### Work required
Determine how many lines in the entries below hold "JSON". Respond with that number only.

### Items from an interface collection
____________________

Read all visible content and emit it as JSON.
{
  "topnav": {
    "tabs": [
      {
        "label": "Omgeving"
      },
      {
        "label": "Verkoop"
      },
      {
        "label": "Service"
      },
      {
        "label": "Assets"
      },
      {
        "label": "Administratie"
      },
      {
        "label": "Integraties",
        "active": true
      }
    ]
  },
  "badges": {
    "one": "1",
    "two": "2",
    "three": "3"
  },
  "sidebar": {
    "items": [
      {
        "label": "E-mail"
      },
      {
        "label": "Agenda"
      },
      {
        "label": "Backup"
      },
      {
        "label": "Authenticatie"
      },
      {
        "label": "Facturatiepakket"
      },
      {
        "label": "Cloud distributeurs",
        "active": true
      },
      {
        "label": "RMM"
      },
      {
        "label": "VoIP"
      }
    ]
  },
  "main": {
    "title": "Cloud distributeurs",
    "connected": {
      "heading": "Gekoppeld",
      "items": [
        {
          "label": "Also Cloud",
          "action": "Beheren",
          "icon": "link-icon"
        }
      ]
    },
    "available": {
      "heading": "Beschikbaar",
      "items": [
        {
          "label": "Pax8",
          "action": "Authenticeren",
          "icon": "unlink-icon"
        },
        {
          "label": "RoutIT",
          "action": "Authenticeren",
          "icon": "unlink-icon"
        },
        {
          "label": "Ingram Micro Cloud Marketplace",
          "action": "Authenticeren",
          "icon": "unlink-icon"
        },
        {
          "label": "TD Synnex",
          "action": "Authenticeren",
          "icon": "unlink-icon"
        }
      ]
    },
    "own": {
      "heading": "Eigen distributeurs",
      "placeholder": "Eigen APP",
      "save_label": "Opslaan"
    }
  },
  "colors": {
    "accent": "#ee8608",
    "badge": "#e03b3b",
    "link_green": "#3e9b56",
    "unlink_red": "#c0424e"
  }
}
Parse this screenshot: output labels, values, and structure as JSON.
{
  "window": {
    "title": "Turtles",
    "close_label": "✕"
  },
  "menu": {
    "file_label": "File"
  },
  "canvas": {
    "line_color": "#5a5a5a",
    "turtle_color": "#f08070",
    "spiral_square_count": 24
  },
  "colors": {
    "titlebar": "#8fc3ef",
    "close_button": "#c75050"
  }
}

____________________

### Output for this exercise
2